Amy Cantu, a spokeswoman when it comes to Community Financial Services Association, the trade team representing the major payday lenders, stated people are “regulated and certified in most state where they conduct company and possess worked with state regulators for over 2 full decades.”

“Second generation” items

Whenever unrestrained by legislation, the normal payday that is two-week could be greatly lucrative for loan providers. The answer compared to that profitability is actually for borrowers to sign up for loans again and again. If the CFPB learned an example of pay day loans previously in 2010, it unearthed that three-quarters of loan costs originated from borrowers who’d a lot more than 10 payday advances in a period that is 12-month.

But for the reason that it variety of loan has arrived under intense scrutiny, many loan providers allow us what payday loan provider EZCorp chief professional Paul Rothamel calls generation that is“second products. In early 2011, the original two-week loan that is payday for approximately 90 % associated with the organization’s loan stability, he stated in a current call with analysts. By 2013, it had fallen below 50 per cent. Ultimately, he stated, it can probably drop to 25 %.

But like pay day loans, which may have yearly prices typically which range from 300 to 700 per cent, this new products come at a cost that is extremely high. Cash America, as an example, supplies a “line of credit” in at the least four states that actually works like credit cards 2014 however with a 299 per cent apr. Lots of payday loan providers have embraced loans that are auto-title that are guaranteed by the debtor’s vehicle and typically carry yearly prices around 300 per cent.
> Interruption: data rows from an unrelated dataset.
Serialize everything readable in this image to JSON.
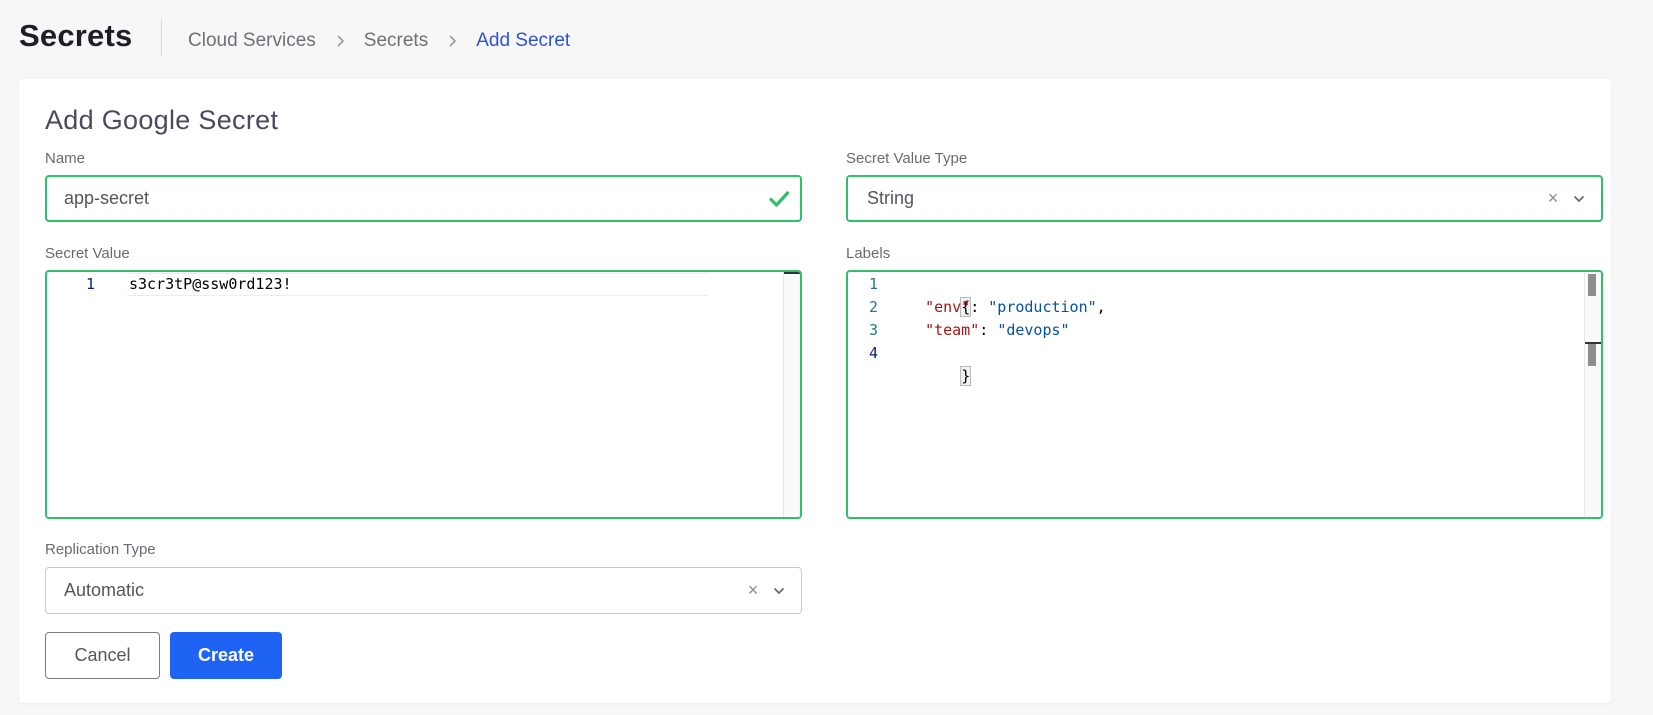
{
  "header": {
    "title": "Secrets",
    "breadcrumb": [
      "Cloud Services",
      "Secrets",
      "Add Secret"
    ]
  },
  "form": {
    "title": "Add Google Secret",
    "name": {
      "label": "Name",
      "value": "app-secret"
    },
    "secret_value_type": {
      "label": "Secret Value Type",
      "value": "String"
    },
    "secret_value": {
      "label": "Secret Value",
      "lines": [
        "s3cr3tP@ssw0rd123!"
      ]
    },
    "labels": {
      "label": "Labels",
      "line_numbers": [
        "1",
        "2",
        "3",
        "4"
      ],
      "open_brace": "{",
      "close_brace": "}",
      "entries": [
        {
          "key": "\"env\"",
          "value": "\"production\"",
          "trailing": ","
        },
        {
          "key": "\"team\"",
          "value": "\"devops\"",
          "trailing": ""
        }
      ]
    },
    "replication_type": {
      "label": "Replication Type",
      "value": "Automatic"
    },
    "clear_glyph": "×",
    "buttons": {
      "cancel": "Cancel",
      "create": "Create"
    }
  },
  "colors": {
    "accent": "#1f63f5",
    "valid_border": "#31c06a",
    "breadcrumb_active": "#2b54d6"
  }
}
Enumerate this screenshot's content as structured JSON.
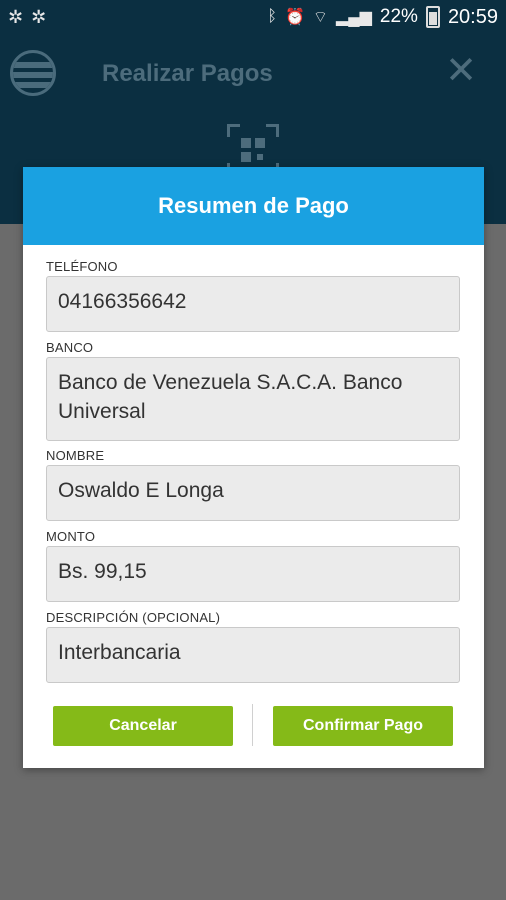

The absolute most alternative that is popular pay day loans, nonetheless, are “longer term, yet still really high-cost, installment loans,” stated Tom Feltner, manager of economic solutions in the Consumer Federation of America.

A year ago, Delaware passed a significant payday lending reform bill. For customer advocates, it absolutely was the culmination of over ten years of effort and a poorly required measure to safeguard borrowers that are vulnerable. The bill restricted the sheer number of payday advances borrowers may take each year out to five.

“It ended up being probably the greatest we could easily get right right right here,” said Rashmi Rangan, executive manager of this Delaware Community Reinvestment Action that is nonprofit Council.

But money America declared in its yearly declaration this season that the bill “only impacts the business’s loan that is short-term in Delaware ( and will not influence its installment loan item for the reason that state).” The company presently supplies an installment that is seven-month here at a yearly price of 398 per cent.

Loan providers can adjust surprising alacrity to their products. In Texas, where legislation is lax, loan providers make a lot more than eight times as numerous payday advances as installment loans, in accordance with the many state that is recent. Comparison by using Illinois, where in actuality the legislature passed a bill in 2005 that imposed range restraints on payday advances. By 2012, triple-digit-rate installment loans into the state outnumbered payday advances very nearly three to a single.

In brand new Mexico, a 2007 legislation caused similar quick change. QC Holdings’ pay day loan stores dot that state, but simply per year following the legislation, the president for the business told analysts that installment loans had “taken the spot of payday loans” in that state.

brand New Mexico’s attorney general cracked straight straight down, filing matches against two loan providers, asking in court papers that their long-lasting items had been “unconscionable.” One loan from money Loans Now during the early 2008 carried a apr of 1,147 per cent; after borrowing $50, the consumer owed almost $600 as a whole payments become compensated during the period of per year. FastBucks charged a 650 % yearly price over couple of years for the $500 loan.